## Thursday, January 7, 2010

### So what are item parameters, anyway?

Item Response Theory (IRT) item parameter estimates play an important role in many of the reports generated in Galileo K-12 Online. In addition to describing item characteristics in the Item Parameter report, they help to determine student Development Level (DL) scores and to identify the standards that are recommended for re-teaching efforts in the drill-downs from the Risk Assessment report. But what are they?

The best way to understand what item parameters refer to is to look at an Item Characteristic Curve. On an item characteristic curve, which presents the data for one, specific item, student ability (based on their performance on the assessment as a whole) is plotted on the horizontal axis, with a mean of 0 and a standard deviation of 1. The probability of answering the item correctly is plotted on the vertical axis. Typically the probability of answering correctly is relatively low for low ability students and relatively high for students of higher ability.

The first example (Item #4) is an example of a great item as far as the parameters go. The b-value (difficulty) for that item was 0.689, which is a bit on the difficult side, but not too bad. The important point here is that b-values (item difficulty) are on the same scale as student ability. So what this example is telling us is that students at or above 0.689 standard deviations above the mean are likely to get the answer correct.
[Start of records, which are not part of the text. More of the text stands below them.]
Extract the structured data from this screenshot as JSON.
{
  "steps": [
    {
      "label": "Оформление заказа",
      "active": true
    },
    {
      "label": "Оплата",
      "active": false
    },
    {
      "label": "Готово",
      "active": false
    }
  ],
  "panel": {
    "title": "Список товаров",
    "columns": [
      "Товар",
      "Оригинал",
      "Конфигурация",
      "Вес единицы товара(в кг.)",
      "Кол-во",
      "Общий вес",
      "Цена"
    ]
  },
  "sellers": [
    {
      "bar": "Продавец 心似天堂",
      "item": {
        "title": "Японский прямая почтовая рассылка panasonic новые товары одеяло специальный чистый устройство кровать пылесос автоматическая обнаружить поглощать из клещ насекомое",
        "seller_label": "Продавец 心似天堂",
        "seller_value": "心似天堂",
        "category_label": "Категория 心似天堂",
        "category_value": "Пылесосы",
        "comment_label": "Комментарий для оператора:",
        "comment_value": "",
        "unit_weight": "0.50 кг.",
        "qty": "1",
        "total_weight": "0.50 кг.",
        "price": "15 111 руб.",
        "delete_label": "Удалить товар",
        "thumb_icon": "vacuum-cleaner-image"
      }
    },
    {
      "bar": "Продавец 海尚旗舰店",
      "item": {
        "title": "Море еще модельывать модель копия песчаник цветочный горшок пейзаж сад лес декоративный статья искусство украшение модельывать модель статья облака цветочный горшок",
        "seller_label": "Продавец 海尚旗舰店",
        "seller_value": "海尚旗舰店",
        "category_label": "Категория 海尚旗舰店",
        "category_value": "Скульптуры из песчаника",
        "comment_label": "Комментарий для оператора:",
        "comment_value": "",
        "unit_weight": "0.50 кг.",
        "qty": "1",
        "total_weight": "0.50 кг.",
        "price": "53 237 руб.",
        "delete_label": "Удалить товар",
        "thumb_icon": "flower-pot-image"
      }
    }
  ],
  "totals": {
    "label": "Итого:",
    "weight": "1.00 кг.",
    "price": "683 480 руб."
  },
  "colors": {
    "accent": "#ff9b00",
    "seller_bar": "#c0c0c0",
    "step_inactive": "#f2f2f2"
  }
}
Students below that point on the ability scale are more likely to answer incorrectly. The b-parameter is also known as the location parameter, because it locates the point on the ability scale where students start demonstrating mastery of the concept. The a-value (discrimination) refers to how well the item discriminates between different ability levels. It’s how steep the rise is in the curve that shows the probability of answering correctly. Ideally, there is a nice, steep rise in the probability of answering correctly like the one for question 4. That indicates that there is a dramatic change in how likely it is that a student has mastered the concept that’s pin-pointed within a very narrow range of the ability scale. You can be pretty confident that students above 0.689 standard deviations above the mean “get it” and that students below that point generally don’t. The discrimination parameter for question 4 is 1.459.
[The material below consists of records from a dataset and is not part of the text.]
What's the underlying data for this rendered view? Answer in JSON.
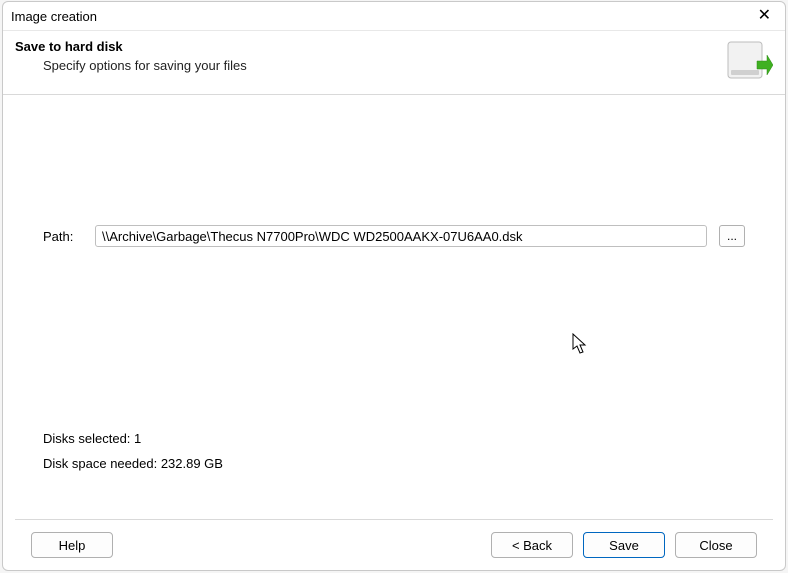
{
  "titlebar": {
    "title": "Image creation"
  },
  "header": {
    "heading": "Save to hard disk",
    "subheading": "Specify options for saving your files"
  },
  "form": {
    "path_label": "Path:",
    "path_value": "\\\\Archive\\Garbage\\Thecus N7700Pro\\WDC WD2500AAKX-07U6AA0.dsk",
    "browse_label": "..."
  },
  "status": {
    "disks_selected_label": "Disks selected:",
    "disks_selected_value": "1",
    "space_needed_label": "Disk space needed:",
    "space_needed_value": "232.89 GB"
  },
  "footer": {
    "help": "Help",
    "back": "< Back",
    "save": "Save",
    "close": "Close"
  }
}
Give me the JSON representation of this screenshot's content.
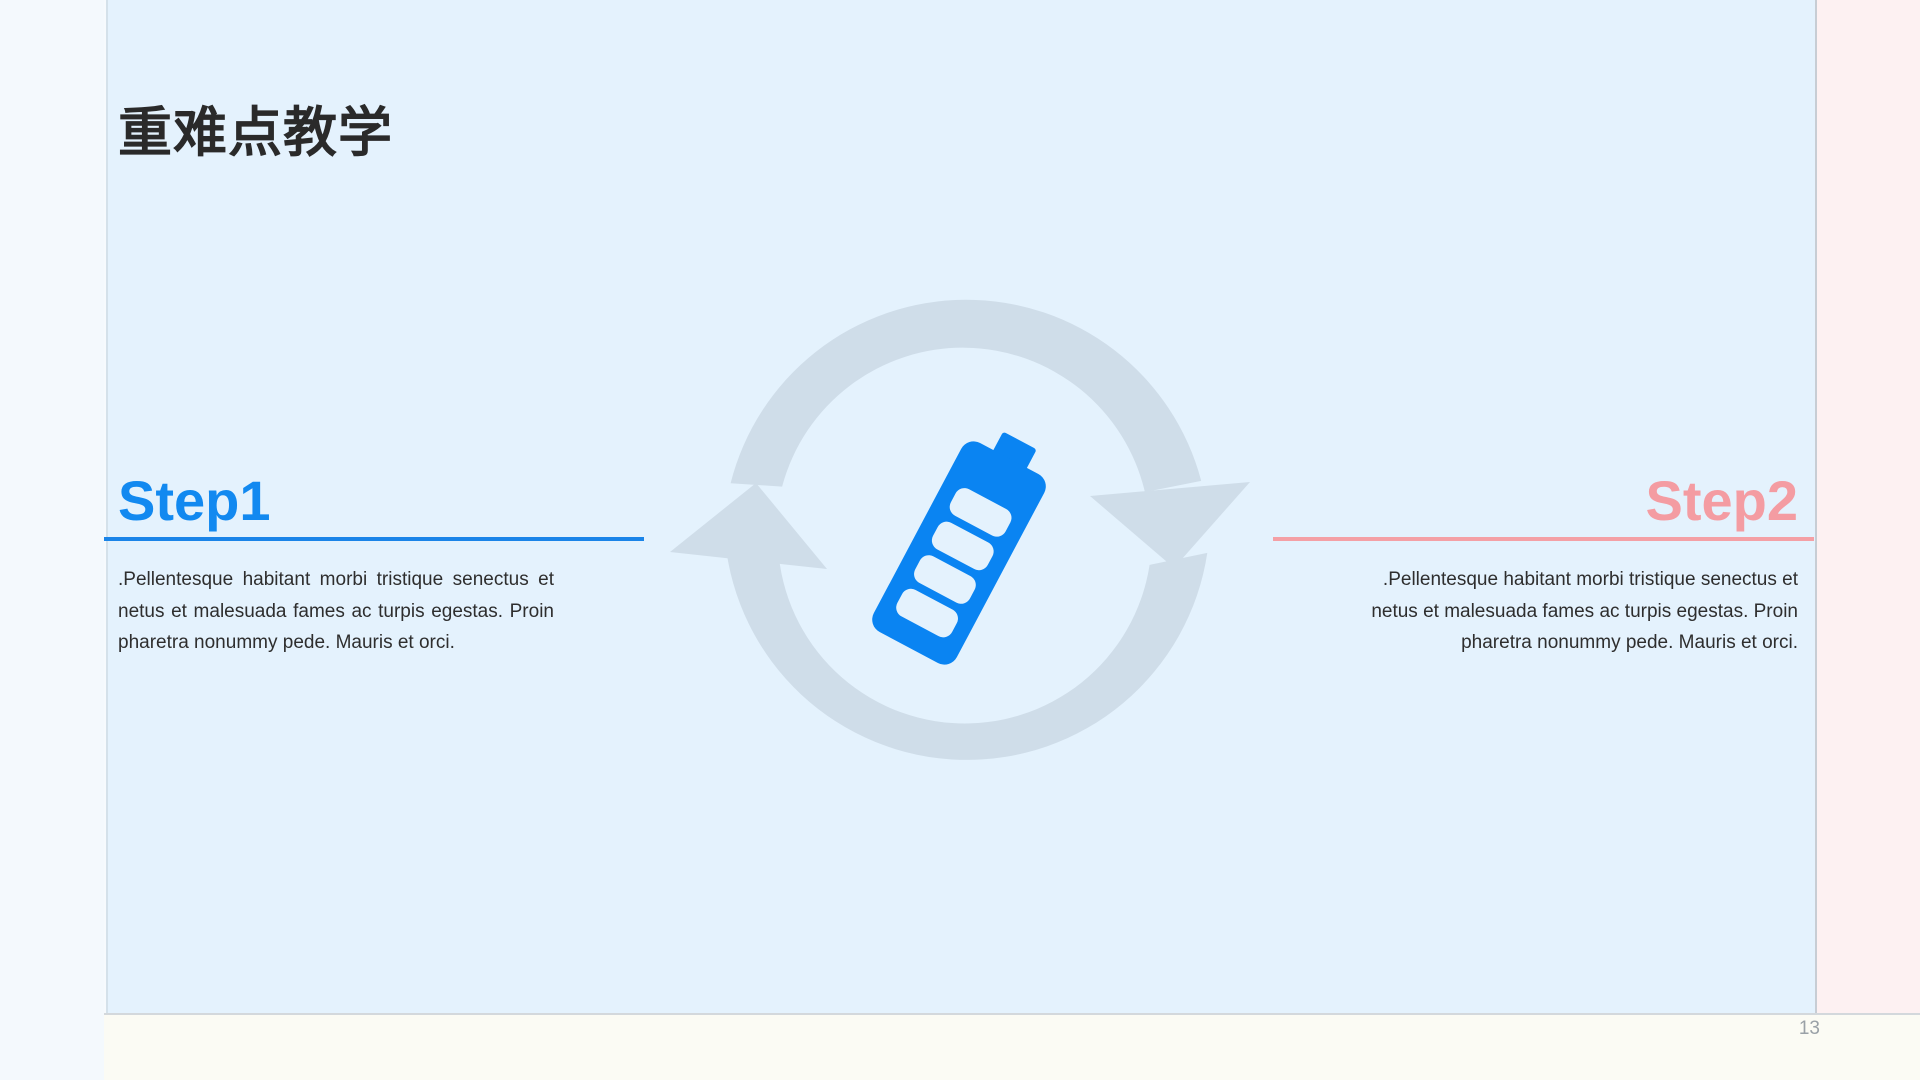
{
  "slide": {
    "title": "重难点教学",
    "page_number": "13"
  },
  "steps": [
    {
      "label": "Step1",
      "text": ".Pellentesque habitant morbi tristique senectus et netus et malesuada fames ac turpis egestas. Proin pharetra nonummy pede. Mauris et orci.",
      "color": "#1289f0"
    },
    {
      "label": "Step2",
      "text": ".Pellentesque habitant morbi tristique senectus et netus et malesuada fames ac turpis egestas. Proin pharetra nonummy pede. Mauris et orci.",
      "color": "#f49ca2"
    }
  ],
  "center_graphic": {
    "icons": [
      "refresh-cycle-icon",
      "battery-charging-icon"
    ],
    "cycle_color": "#cfdde9",
    "battery_color": "#0a84f2",
    "battery_level": 1.0
  }
}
The next example, Item 5, shows an item that doesn’t discriminate quite as well as Item 4. The a-value on that one is 0.53. It’s also a pretty easy item, with a b-value of -1.07. So, on this one, most students are likely to get it correct, unless they’re more than one standard deviation below the mean of the ability scale. It’s not necessarily the case that an easy item automatically has poor discrimination. The final example, Item 8, is an easy item that discriminates very well. Although students at most ability levels are likely to select the correct answer, there is still a dramatic increase in likelihood of answering correctly within a relatively narrow range of the ability scale. The guessing parameter (the c-value) is the probability of getting the item correct by just guessing. It defines the lower limit of the item characteristic curve. For a multiple choice item with four answer choices, the guessing parameter should be around 0.25 or, preferably, a bit lower.